[App and web page records]
——
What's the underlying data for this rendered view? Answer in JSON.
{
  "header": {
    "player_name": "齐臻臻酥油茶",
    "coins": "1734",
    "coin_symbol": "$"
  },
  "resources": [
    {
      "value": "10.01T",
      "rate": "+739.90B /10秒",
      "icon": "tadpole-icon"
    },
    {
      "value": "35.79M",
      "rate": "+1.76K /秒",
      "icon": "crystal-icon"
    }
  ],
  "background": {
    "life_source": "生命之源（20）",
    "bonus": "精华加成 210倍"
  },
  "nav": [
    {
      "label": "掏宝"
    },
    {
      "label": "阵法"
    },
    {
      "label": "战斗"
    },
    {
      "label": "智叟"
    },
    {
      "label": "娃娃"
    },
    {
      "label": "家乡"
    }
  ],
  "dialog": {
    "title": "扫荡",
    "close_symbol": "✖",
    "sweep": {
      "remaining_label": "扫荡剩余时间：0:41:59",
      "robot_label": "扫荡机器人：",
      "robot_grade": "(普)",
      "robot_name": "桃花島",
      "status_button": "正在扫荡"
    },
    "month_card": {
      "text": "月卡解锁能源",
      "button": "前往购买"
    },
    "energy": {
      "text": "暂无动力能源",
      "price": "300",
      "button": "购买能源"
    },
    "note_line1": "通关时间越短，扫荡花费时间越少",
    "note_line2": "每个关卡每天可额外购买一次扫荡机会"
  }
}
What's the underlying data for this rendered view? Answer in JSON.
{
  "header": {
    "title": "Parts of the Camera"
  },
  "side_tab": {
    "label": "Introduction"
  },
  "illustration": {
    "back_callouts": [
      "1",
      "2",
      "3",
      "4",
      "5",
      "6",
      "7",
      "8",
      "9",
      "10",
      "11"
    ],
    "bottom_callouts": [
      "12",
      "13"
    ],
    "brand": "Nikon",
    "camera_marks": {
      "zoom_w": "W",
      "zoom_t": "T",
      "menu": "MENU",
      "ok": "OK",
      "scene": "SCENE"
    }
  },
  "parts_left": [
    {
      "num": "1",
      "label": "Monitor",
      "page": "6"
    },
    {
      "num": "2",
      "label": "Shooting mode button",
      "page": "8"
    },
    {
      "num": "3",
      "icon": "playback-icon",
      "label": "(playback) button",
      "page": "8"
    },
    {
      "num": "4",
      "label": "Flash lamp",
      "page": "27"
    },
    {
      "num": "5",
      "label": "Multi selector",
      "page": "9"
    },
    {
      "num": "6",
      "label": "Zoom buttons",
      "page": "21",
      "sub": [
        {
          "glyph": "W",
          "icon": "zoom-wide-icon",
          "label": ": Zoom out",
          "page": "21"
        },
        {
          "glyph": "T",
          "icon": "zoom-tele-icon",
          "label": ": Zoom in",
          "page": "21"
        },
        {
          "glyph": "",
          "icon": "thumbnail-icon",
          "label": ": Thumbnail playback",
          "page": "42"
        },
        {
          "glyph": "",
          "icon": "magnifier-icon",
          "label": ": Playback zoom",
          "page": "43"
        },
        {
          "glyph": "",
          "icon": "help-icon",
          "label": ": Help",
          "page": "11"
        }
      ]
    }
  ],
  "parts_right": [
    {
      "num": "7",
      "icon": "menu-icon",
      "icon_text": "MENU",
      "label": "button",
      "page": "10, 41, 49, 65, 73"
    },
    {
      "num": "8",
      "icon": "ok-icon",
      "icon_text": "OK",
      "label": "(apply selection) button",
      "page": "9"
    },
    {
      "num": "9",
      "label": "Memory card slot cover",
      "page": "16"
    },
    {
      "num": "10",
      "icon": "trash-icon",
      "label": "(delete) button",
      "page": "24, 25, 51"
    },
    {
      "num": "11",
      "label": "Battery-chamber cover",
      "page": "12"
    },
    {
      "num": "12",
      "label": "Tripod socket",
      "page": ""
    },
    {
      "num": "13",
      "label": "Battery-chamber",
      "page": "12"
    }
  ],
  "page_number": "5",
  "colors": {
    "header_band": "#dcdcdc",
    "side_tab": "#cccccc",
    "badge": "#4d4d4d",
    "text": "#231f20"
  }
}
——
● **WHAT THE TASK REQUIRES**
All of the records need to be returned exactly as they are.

● **WRITTEN RESPONSE**
What's the underlying data for this rendered view? Answer in JSON.
{
  "header": {
    "player_name": "齐臻臻酥油茶",
    "coins": "1734",
    "coin_symbol": "$"
  },
  "resources": [
    {
      "value": "10.01T",
      "rate": "+739.90B /10秒",
      "icon": "tadpole-icon"
    },
    {
      "value": "35.79M",
      "rate": "+1.76K /秒",
      "icon": "crystal-icon"
    }
  ],
  "background": {
    "life_source": "生命之源（20）",
    "bonus": "精华加成 210倍"
  },
  "nav": [
    {
      "label": "掏宝"
    },
    {
      "label": "阵法"
    },
    {
      "label": "战斗"
    },
    {
      "label": "智叟"
    },
    {
      "label": "娃娃"
    },
    {
      "label": "家乡"
    }
  ],
  "dialog": {
    "title": "扫荡",
    "close_symbol": "✖",
    "sweep": {
      "remaining_label": "扫荡剩余时间：0:41:59",
      "robot_label": "扫荡机器人：",
      "robot_grade": "(普)",
      "robot_name": "桃花島",
      "status_button": "正在扫荡"
    },
    "month_card": {
      "text": "月卡解锁能源",
      "button": "前往购买"
    },
    "energy": {
      "text": "暂无动力能源",
      "price": "300",
      "button": "购买能源"
    },
    "note_line1": "通关时间越短，扫荡花费时间越少",
    "note_line2": "每个关卡每天可额外购买一次扫荡机会"
  }
}
What's the underlying data for this rendered view? Answer in JSON.
{
  "header": {
    "title": "Parts of the Camera"
  },
  "side_tab": {
    "label": "Introduction"
  },
  "illustration": {
    "back_callouts": [
      "1",
      "2",
      "3",
      "4",
      "5",
      "6",
      "7",
      "8",
      "9",
      "10",
      "11"
    ],
    "bottom_callouts": [
      "12",
      "13"
    ],
    "brand": "Nikon",
    "camera_marks": {
      "zoom_w": "W",
      "zoom_t": "T",
      "menu": "MENU",
      "ok": "OK",
      "scene": "SCENE"
    }
  },
  "parts_left": [
    {
      "num": "1",
      "label": "Monitor",
      "page": "6"
    },
    {
      "num": "2",
      "label": "Shooting mode button",
      "page": "8"
    },
    {
      "num": "3",
      "icon": "playback-icon",
      "label": "(playback) button",
      "page": "8"
    },
    {
      "num": "4",
      "label": "Flash lamp",
      "page": "27"
    },
    {
      "num": "5",
      "label": "Multi selector",
      "page": "9"
    },
    {
      "num": "6",
      "label": "Zoom buttons",
      "page": "21",
      "sub": [
        {
          "glyph": "W",
          "icon": "zoom-wide-icon",
          "label": ": Zoom out",
          "page": "21"
        },
        {
          "glyph": "T",
          "icon": "zoom-tele-icon",
          "label": ": Zoom in",
          "page": "21"
        },
        {
          "glyph": "",
          "icon": "thumbnail-icon",
          "label": ": Thumbnail playback",
          "page": "42"
        },
        {
          "glyph": "",
          "icon": "magnifier-icon",
          "label": ": Playback zoom",
          "page": "43"
        },
        {
          "glyph": "",
          "icon": "help-icon",
          "label": ": Help",
          "page": "11"
        }
      ]
    }
  ],
  "parts_right": [
    {
      "num": "7",
      "icon": "menu-icon",
      "icon_text": "MENU",
      "label": "button",
      "page": "10, 41, 49, 65, 73"
    },
    {
      "num": "8",
      "icon": "ok-icon",
      "icon_text": "OK",
      "label": "(apply selection) button",
      "page": "9"
    },
    {
      "num": "9",
      "label": "Memory card slot cover",
      "page": "16"
    },
    {
      "num": "10",
      "icon": "trash-icon",
      "label": "(delete) button",
      "page": "24, 25, 51"
    },
    {
      "num": "11",
      "label": "Battery-chamber cover",
      "page": "12"
    },
    {
      "num": "12",
      "label": "Tripod socket",
      "page": ""
    },
    {
      "num": "13",
      "label": "Battery-chamber",
      "page": "12"
    }
  ],
  "page_number": "5",
  "colors": {
    "header_band": "#dcdcdc",
    "side_tab": "#cccccc",
    "badge": "#4d4d4d",
    "text": "#231f20"
  }
}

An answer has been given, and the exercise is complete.